My local place found a Crinoid feather star as a hitchhiker in one of their shipments. Since I have a non-photosynthetic aquarium and dose phytoplankton, they decided my tank would be the best (local) home for it. I also think it will be interesting to see the behavior of my Crinoid squat lobster Allogalathea elegans with this Crinoid feather star. (My Galathea inflata is in the other tank to prevent squat lobster disputes...)
I've had the star for a few days now, and it is very cryptic. It hangs upside down under some of my branch rock in the exact spot where I placed it after acclimation (near the squat lobster). I'm considering getting a small lunar light so I can view it when it is most active at night. I've seen a couple arms come out during feeding time, but that's all I've seen of it. My squat lobster usually hangs out in a Gorgonian, but I haven't seen it since I put the feather star in. Maybe it's under there with the Crinoid.
To prepare for the addition of this sea star, I made sure to cover my pump intakes with fine mesh bags. I wouldn't want it getting the tips of its arms chopped off when it finds a cozy spot too close to the pump's impeller.

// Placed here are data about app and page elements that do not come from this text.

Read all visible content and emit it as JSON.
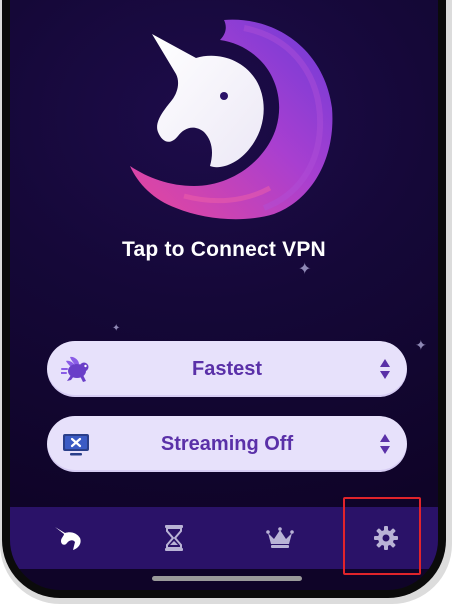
{
  "main": {
    "connect_label": "Tap to Connect VPN"
  },
  "selectors": {
    "server": {
      "label": "Fastest",
      "icon": "rabbit-icon"
    },
    "streaming": {
      "label": "Streaming Off",
      "icon": "tv-icon"
    }
  },
  "bottom_nav": {
    "items": [
      {
        "icon": "unicorn-home-icon",
        "active": true
      },
      {
        "icon": "hourglass-icon",
        "active": false
      },
      {
        "icon": "crown-icon",
        "active": false
      },
      {
        "icon": "gear-icon",
        "active": false
      }
    ]
  },
  "colors": {
    "background": "#150838",
    "pill_background": "#e7e1fb",
    "pill_text": "#5a30a8",
    "nav_background": "#2a1268",
    "logo_gradient_start": "#e8479b",
    "logo_gradient_end": "#6d3bd8",
    "highlight": "#e0242b"
  }
}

The other non-photosynthetic tank inhabitants are doing very well (as far as I know.) My hard tube coco worm Protula bispiralis has grown about two full inches since I got it a couple months ago! My sea cucumber Pentacta anceps still extends and "licks" its feeding arms when I dose phytoplankton. And of course, the seahorses are doing well.
I will let you all know how the Crinoid feather star does. They are notoriously impossible to keep in home aquariums and usually starve to death slowly. If you've had success with this species and kept it alive longer than 6 months, please give me some advice. Otherwise, just wish me luck.
Also, check out Echinoblog's new post about Crinoid locomotion and Charles Messing's blog about The Crinoid Feeding Mechanism.